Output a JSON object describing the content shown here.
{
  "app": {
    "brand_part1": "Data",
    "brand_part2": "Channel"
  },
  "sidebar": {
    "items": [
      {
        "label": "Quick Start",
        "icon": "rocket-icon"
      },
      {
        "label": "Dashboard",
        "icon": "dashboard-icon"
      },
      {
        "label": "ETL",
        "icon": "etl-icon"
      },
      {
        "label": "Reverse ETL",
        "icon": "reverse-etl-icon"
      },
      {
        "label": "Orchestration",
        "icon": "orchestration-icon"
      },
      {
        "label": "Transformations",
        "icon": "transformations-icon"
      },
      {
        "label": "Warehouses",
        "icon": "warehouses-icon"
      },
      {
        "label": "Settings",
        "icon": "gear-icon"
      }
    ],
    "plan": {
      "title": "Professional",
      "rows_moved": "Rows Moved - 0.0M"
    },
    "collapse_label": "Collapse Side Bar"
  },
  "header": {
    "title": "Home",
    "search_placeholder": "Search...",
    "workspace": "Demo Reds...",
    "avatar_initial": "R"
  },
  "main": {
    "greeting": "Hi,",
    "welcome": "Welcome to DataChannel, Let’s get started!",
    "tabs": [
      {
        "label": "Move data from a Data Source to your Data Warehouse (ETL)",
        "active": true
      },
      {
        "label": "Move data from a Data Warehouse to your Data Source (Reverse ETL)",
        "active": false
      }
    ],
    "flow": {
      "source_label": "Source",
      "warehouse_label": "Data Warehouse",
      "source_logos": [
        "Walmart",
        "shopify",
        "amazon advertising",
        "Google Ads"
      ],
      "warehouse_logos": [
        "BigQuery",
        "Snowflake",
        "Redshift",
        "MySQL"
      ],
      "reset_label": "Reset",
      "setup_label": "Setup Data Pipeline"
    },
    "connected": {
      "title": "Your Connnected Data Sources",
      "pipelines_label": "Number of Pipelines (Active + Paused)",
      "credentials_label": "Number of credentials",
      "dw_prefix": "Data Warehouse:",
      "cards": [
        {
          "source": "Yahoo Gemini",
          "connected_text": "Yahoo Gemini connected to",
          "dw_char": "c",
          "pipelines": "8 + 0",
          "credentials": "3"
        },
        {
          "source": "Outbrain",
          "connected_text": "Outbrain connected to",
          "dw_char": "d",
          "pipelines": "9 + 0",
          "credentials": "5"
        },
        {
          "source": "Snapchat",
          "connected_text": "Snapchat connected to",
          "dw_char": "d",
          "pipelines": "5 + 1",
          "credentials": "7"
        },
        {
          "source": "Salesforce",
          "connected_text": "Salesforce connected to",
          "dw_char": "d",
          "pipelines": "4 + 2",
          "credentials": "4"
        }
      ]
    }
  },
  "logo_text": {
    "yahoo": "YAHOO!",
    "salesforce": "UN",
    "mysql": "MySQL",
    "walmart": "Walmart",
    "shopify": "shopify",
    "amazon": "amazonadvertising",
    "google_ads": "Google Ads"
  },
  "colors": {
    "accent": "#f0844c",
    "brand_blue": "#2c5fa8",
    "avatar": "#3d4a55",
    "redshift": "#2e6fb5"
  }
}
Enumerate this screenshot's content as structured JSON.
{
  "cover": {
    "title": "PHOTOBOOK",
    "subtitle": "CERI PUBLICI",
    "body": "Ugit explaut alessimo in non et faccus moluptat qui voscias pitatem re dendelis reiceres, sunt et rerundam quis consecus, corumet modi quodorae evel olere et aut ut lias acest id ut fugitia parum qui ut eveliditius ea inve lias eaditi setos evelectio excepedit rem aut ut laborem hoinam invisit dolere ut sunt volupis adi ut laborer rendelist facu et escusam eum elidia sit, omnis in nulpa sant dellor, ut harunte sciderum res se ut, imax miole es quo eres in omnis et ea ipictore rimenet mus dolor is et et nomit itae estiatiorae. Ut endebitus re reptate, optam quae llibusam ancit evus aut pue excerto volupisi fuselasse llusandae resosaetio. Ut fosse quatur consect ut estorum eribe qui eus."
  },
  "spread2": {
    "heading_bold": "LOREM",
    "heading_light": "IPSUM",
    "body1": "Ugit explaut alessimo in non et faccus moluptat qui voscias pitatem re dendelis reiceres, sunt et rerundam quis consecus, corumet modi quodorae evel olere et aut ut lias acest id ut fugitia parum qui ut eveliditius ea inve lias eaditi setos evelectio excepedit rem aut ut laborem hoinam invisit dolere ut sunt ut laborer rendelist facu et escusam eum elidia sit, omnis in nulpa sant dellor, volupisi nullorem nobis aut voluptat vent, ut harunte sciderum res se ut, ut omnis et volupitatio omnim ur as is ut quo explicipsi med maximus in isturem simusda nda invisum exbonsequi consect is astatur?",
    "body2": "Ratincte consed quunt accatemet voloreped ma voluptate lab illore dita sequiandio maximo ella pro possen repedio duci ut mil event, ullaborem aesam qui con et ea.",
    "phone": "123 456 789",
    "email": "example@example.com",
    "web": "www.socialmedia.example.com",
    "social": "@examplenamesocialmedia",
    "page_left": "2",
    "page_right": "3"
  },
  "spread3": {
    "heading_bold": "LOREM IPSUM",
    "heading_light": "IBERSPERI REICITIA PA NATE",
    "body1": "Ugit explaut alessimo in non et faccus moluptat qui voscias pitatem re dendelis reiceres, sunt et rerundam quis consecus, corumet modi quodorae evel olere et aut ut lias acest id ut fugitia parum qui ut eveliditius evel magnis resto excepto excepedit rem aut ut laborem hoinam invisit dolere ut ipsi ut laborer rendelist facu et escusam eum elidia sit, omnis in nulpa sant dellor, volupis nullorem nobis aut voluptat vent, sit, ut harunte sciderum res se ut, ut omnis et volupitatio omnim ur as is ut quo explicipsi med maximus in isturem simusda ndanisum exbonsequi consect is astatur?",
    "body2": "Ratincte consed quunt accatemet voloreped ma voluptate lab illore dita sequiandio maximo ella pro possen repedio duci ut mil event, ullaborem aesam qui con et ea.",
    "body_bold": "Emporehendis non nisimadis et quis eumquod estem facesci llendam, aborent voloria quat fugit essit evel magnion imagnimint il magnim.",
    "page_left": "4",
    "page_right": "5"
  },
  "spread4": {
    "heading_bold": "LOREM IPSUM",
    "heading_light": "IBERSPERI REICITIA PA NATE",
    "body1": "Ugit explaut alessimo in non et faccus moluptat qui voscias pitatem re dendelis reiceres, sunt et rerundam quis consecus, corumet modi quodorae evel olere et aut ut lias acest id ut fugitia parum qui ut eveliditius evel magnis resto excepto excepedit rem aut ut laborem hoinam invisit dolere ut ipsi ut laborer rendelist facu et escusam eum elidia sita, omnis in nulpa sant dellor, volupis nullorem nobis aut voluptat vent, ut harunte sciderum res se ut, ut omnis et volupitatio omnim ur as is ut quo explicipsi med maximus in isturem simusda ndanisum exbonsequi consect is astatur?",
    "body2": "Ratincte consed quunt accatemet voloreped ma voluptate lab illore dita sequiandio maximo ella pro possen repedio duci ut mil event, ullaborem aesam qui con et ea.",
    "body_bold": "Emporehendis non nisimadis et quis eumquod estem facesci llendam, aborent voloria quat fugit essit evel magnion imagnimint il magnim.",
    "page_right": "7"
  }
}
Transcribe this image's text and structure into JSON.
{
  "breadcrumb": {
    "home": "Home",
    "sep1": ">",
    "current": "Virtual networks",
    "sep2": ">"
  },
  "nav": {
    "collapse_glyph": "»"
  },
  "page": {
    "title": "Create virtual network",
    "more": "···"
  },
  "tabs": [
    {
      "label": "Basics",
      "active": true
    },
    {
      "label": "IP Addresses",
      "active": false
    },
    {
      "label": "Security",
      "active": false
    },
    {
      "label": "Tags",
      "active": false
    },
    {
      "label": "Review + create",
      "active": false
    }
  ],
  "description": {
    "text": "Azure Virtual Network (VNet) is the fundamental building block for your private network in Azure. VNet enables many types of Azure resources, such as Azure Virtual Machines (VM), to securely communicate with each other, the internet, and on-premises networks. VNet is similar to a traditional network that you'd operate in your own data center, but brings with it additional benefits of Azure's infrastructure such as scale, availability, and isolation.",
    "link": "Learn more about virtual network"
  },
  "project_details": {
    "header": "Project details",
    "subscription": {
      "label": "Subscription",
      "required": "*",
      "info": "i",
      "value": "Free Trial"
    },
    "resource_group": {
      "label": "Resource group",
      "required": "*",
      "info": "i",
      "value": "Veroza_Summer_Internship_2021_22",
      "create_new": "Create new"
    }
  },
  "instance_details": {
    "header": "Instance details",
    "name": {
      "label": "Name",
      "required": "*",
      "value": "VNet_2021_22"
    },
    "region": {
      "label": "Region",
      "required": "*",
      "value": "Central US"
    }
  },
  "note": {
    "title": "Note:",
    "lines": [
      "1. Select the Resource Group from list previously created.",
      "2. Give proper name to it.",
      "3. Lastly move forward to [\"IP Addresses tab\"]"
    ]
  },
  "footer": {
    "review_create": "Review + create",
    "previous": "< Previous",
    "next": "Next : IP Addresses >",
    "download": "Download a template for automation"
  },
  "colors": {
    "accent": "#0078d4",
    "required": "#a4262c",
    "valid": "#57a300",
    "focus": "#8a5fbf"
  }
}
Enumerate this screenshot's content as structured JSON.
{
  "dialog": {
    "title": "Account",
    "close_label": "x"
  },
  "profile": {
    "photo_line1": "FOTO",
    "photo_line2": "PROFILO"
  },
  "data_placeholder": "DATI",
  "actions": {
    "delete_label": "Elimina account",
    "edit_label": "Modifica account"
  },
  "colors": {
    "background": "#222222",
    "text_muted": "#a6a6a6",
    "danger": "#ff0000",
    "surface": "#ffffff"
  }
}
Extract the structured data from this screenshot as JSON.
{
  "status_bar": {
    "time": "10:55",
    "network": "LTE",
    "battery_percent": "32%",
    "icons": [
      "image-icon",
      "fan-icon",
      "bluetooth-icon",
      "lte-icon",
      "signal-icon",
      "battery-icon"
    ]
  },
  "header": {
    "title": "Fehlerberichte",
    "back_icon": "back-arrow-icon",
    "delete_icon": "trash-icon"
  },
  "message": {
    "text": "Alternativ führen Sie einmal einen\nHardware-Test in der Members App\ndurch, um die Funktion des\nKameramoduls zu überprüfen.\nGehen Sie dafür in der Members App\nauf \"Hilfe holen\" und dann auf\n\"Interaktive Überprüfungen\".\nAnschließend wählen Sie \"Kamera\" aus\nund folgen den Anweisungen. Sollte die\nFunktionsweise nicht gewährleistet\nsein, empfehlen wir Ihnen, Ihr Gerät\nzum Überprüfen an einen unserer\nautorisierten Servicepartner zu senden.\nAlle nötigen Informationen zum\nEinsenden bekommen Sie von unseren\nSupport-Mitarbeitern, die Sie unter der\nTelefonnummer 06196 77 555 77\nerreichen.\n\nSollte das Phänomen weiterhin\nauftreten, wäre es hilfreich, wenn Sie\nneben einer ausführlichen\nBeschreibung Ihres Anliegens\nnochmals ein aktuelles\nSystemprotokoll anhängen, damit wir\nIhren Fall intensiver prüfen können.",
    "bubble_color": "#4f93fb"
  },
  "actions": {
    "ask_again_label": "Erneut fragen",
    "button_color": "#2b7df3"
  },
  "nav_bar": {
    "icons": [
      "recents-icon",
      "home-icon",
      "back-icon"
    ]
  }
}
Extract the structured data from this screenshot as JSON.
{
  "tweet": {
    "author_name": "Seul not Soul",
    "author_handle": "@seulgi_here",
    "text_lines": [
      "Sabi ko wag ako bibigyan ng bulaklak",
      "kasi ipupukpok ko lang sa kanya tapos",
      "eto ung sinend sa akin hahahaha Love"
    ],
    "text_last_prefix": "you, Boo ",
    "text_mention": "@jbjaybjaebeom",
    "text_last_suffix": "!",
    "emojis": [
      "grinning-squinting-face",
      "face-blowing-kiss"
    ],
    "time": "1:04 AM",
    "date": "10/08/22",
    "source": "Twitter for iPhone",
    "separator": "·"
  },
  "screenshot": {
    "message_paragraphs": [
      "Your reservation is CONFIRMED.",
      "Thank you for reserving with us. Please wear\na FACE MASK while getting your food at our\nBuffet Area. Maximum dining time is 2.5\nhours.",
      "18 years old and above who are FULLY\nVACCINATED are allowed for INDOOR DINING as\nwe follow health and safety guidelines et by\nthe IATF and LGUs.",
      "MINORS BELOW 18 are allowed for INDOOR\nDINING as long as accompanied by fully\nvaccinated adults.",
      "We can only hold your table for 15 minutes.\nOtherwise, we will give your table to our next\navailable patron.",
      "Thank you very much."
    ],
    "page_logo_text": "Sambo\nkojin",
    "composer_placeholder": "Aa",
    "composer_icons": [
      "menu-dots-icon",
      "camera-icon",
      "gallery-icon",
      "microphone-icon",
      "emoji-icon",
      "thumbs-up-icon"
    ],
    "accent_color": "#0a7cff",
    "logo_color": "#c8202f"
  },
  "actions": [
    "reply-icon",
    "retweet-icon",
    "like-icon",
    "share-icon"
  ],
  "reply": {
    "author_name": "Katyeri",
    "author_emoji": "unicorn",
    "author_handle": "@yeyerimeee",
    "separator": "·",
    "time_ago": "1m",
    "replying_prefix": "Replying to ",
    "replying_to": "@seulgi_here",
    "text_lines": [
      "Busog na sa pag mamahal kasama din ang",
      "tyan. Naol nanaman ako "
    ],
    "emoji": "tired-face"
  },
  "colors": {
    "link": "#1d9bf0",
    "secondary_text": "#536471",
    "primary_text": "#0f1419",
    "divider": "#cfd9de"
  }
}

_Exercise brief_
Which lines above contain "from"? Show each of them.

_Output below_
        "label": "Move data from a Data Source to your Data Warehouse (ETL)",
        "label": "Move data from a Data Warehouse to your Data Source (Reverse ETL)",
      "1. Select the Resource Group from list previously created.",
Extract the structured data from this screenshot as JSON.
Extract the structured data from this screenshot as JSON.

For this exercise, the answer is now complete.